I’ve lately heard some friends talk about how low the Trumpers will go in their tolerance for their president. And I’m afraid it doesn’t matter how morally repugnant Trump is as long as he can stock the courts and give hell to the “illegals.” To his supporters, the ends justify the means. Dearies. Have you ever been in an argument with somebody like that? You realize, at some point, that they seek to win at any cost—even if it means sacrificing any mutual respect, trust, or goodwill that has ever grown between you. And this suggests that although, in the end, they may win their fight, they’ll have lost the relationship. In this case, of course, it will be a relationship with half the country (and possibly a large portion of the world). And if I were a Trumper, I would think very carefully before accepting a sacrifice like that.

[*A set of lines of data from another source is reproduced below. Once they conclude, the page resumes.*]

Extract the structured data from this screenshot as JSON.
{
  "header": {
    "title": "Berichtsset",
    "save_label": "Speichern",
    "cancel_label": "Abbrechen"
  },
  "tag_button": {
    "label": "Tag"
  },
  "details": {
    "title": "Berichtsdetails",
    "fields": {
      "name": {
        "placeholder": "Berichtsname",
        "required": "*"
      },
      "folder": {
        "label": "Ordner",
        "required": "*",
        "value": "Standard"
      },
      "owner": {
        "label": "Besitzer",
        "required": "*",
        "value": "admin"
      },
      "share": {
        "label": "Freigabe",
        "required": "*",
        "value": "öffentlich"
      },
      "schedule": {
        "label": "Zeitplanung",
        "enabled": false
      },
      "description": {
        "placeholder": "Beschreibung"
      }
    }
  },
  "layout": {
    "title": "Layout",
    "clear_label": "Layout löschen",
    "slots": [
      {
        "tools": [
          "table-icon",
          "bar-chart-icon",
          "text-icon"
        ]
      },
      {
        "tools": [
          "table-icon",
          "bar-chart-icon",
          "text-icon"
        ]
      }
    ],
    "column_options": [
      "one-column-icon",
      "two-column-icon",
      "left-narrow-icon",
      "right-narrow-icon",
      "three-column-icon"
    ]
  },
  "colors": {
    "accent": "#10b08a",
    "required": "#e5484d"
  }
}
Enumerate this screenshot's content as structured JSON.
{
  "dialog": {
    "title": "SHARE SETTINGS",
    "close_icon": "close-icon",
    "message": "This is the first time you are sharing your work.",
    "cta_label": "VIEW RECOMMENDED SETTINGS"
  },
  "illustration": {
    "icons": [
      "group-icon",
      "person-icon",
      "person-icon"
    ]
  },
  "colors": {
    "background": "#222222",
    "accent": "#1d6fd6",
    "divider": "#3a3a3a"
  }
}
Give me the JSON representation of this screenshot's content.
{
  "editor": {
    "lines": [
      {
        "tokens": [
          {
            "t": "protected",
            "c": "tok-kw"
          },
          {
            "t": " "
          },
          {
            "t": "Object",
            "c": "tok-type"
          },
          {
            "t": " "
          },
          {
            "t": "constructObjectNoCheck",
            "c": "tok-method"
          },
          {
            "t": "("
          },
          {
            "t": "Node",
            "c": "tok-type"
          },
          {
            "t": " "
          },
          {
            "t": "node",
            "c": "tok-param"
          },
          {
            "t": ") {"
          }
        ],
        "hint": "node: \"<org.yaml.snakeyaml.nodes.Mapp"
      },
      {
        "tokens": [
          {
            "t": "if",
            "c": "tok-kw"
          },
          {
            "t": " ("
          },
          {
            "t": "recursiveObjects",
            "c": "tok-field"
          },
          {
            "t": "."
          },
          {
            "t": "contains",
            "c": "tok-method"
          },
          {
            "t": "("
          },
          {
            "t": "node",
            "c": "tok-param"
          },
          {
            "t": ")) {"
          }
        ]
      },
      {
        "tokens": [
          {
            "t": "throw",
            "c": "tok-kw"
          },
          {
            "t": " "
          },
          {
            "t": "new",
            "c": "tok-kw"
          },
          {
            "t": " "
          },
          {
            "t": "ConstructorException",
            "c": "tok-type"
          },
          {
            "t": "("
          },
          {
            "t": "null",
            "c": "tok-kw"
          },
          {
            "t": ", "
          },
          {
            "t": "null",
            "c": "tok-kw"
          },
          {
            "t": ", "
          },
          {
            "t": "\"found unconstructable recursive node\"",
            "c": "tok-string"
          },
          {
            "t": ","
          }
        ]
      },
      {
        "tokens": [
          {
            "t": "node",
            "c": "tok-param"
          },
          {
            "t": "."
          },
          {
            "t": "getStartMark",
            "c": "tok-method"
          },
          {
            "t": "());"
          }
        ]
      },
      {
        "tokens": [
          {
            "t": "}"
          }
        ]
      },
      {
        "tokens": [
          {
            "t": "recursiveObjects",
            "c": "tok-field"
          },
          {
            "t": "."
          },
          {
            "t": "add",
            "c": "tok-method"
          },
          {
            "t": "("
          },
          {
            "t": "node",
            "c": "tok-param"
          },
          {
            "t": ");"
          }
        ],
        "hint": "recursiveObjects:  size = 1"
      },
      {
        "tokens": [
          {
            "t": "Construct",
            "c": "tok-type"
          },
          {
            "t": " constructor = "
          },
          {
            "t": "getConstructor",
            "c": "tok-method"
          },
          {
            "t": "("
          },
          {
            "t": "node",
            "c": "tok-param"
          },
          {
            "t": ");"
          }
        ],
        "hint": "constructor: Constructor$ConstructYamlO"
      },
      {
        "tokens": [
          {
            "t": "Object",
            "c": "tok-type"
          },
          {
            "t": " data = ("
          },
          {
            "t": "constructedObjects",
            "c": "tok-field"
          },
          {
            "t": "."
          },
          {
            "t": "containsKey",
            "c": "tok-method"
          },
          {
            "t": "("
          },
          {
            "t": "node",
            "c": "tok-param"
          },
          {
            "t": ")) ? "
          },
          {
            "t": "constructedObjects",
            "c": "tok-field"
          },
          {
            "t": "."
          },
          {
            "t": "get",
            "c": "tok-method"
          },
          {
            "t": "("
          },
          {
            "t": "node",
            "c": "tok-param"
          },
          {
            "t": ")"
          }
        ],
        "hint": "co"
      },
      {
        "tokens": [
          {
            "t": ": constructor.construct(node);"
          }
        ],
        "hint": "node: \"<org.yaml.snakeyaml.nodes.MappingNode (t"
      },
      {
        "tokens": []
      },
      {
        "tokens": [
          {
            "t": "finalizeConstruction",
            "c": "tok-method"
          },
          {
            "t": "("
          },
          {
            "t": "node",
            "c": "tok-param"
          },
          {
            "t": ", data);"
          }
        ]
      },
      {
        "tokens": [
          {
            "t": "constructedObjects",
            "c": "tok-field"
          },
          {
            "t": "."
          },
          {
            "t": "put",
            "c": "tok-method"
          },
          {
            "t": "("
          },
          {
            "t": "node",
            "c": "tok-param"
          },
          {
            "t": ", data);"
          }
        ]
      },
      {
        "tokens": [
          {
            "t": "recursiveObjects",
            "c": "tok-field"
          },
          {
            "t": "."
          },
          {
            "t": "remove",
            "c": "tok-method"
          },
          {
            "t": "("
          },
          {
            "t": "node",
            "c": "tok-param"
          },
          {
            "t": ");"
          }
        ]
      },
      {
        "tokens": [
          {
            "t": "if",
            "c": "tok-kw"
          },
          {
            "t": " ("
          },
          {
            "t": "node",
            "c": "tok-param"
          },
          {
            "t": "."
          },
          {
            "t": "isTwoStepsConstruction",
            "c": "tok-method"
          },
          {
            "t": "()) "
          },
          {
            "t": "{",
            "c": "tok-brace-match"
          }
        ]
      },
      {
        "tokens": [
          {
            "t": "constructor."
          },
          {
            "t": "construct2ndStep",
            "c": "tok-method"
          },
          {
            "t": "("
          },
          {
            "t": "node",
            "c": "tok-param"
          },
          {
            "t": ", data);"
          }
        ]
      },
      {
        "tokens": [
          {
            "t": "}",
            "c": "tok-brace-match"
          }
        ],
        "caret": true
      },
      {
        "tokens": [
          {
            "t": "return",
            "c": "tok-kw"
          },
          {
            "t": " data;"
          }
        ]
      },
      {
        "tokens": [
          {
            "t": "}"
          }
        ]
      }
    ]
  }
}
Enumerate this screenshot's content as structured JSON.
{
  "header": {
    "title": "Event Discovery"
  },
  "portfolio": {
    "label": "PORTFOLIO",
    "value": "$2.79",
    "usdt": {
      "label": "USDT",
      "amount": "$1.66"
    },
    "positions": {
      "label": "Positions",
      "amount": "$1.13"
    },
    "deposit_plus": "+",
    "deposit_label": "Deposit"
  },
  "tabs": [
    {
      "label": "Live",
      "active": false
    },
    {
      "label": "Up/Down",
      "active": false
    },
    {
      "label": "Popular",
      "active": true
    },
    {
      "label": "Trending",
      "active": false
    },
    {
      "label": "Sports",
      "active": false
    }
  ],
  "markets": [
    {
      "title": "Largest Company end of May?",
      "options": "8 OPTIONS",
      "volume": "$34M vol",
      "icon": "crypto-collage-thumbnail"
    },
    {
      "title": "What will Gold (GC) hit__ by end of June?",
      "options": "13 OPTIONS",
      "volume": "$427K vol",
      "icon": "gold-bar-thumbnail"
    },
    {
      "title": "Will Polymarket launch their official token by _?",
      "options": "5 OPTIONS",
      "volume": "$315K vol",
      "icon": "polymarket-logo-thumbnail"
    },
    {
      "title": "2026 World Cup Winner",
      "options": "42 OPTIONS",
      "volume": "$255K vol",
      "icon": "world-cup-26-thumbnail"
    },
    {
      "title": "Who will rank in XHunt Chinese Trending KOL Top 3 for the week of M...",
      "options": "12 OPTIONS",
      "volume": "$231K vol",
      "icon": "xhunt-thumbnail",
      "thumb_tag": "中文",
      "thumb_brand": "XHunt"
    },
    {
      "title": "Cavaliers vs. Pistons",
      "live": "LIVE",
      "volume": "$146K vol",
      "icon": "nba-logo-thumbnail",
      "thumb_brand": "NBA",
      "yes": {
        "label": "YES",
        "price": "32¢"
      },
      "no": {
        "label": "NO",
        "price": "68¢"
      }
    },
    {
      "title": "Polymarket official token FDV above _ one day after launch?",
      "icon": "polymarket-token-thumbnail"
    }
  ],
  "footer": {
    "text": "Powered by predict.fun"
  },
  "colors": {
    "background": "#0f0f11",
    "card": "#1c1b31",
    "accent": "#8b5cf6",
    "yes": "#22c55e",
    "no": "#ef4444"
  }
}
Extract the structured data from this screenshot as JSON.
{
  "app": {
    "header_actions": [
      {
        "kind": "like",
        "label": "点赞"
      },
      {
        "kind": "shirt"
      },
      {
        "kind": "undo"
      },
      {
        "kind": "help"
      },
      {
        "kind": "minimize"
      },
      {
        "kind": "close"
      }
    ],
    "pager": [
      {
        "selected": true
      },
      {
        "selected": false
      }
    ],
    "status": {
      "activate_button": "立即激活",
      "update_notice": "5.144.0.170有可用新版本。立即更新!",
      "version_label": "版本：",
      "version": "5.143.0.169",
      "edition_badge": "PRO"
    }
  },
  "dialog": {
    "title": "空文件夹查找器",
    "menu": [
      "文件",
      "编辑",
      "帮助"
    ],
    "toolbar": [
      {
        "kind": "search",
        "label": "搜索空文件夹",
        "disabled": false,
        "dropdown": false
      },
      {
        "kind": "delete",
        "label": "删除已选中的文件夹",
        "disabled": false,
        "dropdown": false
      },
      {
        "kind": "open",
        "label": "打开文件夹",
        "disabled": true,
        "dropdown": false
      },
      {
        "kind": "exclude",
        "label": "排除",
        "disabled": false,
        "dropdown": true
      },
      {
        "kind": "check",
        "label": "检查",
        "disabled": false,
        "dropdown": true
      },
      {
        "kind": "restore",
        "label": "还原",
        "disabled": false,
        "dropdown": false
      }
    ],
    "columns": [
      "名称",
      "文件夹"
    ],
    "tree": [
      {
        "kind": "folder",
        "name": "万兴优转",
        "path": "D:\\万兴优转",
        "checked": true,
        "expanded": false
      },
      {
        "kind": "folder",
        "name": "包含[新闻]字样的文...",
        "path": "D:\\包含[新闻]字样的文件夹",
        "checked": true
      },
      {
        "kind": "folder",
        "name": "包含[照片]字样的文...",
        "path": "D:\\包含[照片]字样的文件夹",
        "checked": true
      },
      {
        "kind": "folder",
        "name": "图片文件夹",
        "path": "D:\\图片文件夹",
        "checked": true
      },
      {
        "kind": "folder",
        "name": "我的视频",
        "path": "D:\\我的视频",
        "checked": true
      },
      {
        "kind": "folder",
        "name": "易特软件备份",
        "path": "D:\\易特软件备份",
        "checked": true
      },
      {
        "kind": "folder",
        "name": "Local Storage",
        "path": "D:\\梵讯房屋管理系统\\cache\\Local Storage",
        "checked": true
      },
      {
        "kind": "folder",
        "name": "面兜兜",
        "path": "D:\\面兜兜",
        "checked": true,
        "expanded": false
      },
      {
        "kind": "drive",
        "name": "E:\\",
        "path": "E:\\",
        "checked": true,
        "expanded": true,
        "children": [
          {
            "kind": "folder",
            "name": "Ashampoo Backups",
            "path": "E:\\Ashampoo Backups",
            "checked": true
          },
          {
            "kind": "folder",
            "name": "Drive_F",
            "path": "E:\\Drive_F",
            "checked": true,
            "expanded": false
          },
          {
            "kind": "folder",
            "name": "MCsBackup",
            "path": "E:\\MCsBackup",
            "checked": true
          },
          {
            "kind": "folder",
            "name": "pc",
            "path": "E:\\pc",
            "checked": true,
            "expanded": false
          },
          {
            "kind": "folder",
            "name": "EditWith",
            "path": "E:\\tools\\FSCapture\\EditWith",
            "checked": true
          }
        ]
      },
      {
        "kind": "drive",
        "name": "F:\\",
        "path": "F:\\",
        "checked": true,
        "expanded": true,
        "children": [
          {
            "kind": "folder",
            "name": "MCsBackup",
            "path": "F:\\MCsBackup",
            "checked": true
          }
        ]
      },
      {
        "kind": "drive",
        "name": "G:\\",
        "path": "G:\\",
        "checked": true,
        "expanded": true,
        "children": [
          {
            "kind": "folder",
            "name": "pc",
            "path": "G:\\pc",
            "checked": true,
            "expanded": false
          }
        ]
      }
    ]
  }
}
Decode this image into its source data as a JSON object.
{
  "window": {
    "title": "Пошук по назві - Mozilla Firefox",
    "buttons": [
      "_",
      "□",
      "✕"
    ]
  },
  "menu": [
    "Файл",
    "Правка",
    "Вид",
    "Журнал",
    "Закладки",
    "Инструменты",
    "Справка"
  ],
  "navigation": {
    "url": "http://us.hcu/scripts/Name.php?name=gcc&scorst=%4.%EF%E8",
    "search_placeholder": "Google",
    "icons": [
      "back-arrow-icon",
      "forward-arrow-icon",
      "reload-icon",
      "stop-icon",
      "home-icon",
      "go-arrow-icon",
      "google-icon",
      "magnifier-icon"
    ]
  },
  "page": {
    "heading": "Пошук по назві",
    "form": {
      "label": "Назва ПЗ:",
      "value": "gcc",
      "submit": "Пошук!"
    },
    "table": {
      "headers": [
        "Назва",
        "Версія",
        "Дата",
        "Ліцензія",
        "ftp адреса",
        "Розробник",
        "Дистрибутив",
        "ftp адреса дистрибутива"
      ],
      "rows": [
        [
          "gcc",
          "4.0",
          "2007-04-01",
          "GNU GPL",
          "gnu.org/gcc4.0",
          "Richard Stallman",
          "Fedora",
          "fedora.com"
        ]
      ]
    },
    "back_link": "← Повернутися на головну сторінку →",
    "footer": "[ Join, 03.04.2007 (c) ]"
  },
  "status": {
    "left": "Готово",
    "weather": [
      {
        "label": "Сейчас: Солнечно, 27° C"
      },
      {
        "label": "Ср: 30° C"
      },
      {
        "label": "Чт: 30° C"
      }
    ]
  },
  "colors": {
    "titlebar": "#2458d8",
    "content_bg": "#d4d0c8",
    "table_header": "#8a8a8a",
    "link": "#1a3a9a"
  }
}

A friend once said she wondered what would happen to the arch right if they finally succeeded in mangling the courts to the point where they toppled Roe v. Wade and marriage equality. What would the conservatives have left to rally around? Who would be their grand enemy then?

I’m guessing it would be immigrants, seeing that Trump is already promising to “save ICE.” That will be his battlecry for the midterm elections. We liberals need to be very cautious about how much we let him frame that contest.

And as for the Republicans, I suggest (again) that they reconsider who they’ve let into their bed. Trump rallies people behind him by pointing to enemy after enemy. That’s what bullies do. The trouble is that there always has to be an enemy. And this means that if you let Trump do everything he wants to quash women’s rights, gay rights, and immigrant rights, you better have some other scapegoats to feed him after he’s done. If you don’t, his enemy might well become you. And then, because you’ll have driven off everyone else in the meantime, there will be no one left to spare you from the very country you saved.